Reading the records below, how many lines contain "this"? Respond with a number and nothing else.

══════════

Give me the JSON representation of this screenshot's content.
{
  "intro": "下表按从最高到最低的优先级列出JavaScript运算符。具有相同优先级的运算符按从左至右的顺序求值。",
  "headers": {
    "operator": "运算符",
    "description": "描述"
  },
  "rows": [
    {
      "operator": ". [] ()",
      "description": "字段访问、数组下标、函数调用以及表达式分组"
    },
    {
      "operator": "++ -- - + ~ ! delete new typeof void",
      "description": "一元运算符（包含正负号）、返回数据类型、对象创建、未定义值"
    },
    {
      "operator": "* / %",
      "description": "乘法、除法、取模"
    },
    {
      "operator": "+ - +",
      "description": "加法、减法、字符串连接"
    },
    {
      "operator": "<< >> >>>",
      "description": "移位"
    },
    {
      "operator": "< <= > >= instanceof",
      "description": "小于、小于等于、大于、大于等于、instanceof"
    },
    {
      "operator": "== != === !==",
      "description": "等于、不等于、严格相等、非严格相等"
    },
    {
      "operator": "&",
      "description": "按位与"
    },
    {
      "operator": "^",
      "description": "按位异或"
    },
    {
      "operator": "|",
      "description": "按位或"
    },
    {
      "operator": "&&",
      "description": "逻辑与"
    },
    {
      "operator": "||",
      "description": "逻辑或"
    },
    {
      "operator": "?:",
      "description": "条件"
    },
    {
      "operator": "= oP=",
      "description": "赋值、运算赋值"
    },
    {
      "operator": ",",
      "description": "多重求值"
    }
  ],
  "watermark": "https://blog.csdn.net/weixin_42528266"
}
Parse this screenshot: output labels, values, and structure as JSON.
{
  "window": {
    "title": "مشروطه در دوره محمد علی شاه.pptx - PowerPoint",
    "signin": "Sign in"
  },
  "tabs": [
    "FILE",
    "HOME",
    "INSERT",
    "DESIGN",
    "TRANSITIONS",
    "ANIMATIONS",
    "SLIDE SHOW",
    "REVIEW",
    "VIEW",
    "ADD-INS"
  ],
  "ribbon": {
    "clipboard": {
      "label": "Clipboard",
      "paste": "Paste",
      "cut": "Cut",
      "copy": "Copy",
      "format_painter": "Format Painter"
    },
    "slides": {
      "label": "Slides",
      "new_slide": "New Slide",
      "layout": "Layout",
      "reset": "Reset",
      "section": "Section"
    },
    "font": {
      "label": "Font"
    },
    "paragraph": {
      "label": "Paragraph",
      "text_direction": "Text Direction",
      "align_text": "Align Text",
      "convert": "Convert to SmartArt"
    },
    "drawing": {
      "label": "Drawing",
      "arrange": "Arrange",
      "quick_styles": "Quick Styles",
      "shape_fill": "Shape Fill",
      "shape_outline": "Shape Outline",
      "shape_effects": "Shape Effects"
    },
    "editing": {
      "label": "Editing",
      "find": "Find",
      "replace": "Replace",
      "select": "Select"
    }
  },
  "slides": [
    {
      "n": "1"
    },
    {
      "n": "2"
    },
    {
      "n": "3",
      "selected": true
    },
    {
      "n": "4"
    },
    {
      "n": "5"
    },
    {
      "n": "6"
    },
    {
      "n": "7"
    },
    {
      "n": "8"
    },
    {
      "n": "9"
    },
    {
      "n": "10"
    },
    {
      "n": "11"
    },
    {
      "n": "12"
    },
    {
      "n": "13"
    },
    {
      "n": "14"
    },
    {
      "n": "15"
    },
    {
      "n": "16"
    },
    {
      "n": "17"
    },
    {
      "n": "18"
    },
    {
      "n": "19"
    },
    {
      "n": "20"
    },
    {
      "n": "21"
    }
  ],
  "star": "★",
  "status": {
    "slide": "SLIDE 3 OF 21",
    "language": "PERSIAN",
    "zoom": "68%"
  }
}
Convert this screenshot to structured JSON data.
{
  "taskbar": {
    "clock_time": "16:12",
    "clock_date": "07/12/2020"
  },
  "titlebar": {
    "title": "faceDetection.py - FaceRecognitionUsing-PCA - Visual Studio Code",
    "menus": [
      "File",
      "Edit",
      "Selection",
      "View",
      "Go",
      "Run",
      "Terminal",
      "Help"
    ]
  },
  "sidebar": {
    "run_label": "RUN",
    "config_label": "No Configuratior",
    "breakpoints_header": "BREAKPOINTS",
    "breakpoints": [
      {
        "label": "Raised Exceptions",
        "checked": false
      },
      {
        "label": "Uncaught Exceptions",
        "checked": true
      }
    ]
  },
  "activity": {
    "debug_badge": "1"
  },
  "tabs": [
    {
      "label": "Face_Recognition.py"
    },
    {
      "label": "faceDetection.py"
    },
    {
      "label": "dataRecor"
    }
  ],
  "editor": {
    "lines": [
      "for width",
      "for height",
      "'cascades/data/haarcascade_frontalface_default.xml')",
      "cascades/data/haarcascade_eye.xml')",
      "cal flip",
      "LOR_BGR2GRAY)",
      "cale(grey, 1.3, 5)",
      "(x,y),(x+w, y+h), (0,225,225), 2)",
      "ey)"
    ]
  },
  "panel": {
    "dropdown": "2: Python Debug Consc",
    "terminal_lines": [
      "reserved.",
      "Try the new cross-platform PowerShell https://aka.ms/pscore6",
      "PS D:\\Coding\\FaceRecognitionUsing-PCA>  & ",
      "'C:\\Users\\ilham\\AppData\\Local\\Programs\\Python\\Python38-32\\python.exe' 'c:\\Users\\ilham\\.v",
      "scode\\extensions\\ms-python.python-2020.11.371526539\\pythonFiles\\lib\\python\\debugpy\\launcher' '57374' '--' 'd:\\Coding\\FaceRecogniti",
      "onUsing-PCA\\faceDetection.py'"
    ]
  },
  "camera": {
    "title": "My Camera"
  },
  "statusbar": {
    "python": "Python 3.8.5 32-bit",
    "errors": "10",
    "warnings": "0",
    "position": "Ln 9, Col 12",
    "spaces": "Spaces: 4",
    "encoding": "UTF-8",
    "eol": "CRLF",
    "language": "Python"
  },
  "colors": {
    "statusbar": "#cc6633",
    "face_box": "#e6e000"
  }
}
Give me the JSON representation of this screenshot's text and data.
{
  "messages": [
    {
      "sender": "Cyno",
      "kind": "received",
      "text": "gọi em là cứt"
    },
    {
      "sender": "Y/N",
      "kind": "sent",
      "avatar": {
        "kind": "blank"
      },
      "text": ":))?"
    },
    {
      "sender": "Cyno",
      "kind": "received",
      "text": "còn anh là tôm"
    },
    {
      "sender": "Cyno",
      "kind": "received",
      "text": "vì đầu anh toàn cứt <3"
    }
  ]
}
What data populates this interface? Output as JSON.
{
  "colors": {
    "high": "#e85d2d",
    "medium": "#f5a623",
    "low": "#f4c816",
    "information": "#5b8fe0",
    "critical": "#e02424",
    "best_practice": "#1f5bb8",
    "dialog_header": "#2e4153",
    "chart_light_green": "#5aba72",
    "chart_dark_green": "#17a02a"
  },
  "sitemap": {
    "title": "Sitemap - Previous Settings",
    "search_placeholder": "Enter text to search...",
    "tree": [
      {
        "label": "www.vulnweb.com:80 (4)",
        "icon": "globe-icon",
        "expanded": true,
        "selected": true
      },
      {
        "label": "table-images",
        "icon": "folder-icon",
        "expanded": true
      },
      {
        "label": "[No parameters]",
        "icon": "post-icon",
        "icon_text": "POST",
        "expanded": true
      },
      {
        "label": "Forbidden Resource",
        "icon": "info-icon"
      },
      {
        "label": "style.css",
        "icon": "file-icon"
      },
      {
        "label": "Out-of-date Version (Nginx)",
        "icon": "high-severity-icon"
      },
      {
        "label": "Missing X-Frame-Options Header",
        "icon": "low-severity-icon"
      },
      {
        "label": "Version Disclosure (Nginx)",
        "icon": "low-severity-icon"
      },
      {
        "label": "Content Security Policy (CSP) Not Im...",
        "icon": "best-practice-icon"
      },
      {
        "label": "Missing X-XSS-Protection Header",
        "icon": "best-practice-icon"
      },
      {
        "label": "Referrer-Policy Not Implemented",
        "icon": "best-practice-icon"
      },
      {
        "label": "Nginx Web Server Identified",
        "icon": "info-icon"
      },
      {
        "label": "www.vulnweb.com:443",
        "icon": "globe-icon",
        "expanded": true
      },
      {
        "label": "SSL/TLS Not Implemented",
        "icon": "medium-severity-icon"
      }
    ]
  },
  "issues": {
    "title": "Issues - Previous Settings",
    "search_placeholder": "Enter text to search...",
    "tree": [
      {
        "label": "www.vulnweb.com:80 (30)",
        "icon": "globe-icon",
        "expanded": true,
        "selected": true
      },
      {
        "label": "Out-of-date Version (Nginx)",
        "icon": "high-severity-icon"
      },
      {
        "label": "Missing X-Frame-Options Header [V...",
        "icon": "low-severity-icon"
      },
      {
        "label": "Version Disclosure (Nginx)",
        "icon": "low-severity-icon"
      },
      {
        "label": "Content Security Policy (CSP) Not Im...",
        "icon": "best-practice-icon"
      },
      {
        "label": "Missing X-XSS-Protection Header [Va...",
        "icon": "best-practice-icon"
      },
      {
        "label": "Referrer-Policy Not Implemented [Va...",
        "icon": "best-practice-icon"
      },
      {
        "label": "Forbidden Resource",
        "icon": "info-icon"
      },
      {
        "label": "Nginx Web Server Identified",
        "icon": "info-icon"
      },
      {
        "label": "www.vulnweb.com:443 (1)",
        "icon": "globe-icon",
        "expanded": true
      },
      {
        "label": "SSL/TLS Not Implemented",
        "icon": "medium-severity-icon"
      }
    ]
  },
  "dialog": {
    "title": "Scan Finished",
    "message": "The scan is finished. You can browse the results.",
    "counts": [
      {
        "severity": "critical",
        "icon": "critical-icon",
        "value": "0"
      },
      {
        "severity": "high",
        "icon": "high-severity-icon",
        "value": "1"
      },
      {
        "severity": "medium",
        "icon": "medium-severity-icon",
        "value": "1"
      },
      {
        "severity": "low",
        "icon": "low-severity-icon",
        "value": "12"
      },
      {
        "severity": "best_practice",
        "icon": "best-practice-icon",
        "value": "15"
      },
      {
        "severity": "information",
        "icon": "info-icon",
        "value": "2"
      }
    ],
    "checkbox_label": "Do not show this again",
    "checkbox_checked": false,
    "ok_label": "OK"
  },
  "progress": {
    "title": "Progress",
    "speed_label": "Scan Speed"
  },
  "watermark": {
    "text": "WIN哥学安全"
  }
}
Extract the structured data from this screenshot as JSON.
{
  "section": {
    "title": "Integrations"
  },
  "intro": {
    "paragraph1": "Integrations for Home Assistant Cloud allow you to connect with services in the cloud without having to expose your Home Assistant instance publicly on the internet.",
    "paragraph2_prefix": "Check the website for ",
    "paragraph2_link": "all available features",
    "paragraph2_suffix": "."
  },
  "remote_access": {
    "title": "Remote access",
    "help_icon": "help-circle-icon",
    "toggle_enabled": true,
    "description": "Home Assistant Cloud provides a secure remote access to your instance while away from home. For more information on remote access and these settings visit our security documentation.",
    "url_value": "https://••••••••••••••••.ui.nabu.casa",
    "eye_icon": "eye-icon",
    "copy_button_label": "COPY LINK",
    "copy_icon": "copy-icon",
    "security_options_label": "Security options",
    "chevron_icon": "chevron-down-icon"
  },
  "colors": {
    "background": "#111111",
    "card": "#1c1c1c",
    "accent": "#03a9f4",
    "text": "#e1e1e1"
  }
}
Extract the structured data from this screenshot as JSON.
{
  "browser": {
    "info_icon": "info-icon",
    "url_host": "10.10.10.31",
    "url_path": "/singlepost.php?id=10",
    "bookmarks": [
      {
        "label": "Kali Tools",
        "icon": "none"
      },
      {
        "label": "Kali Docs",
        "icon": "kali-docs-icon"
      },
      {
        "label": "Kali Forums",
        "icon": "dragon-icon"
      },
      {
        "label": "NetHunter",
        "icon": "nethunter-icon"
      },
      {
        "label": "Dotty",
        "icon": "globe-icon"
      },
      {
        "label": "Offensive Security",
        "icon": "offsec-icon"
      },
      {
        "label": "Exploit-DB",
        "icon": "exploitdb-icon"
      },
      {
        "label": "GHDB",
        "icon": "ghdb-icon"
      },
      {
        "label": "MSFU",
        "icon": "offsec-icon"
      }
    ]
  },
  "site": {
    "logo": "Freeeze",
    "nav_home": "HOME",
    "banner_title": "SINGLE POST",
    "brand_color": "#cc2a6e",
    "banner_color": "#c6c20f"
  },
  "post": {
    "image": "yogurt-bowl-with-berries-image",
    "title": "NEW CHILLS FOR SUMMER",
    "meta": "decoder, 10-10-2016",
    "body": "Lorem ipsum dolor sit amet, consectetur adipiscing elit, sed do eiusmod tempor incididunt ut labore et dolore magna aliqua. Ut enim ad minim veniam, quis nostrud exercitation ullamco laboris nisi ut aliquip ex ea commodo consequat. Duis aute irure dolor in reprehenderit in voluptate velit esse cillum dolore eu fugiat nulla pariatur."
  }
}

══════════

▶ **THE ANSWER**
8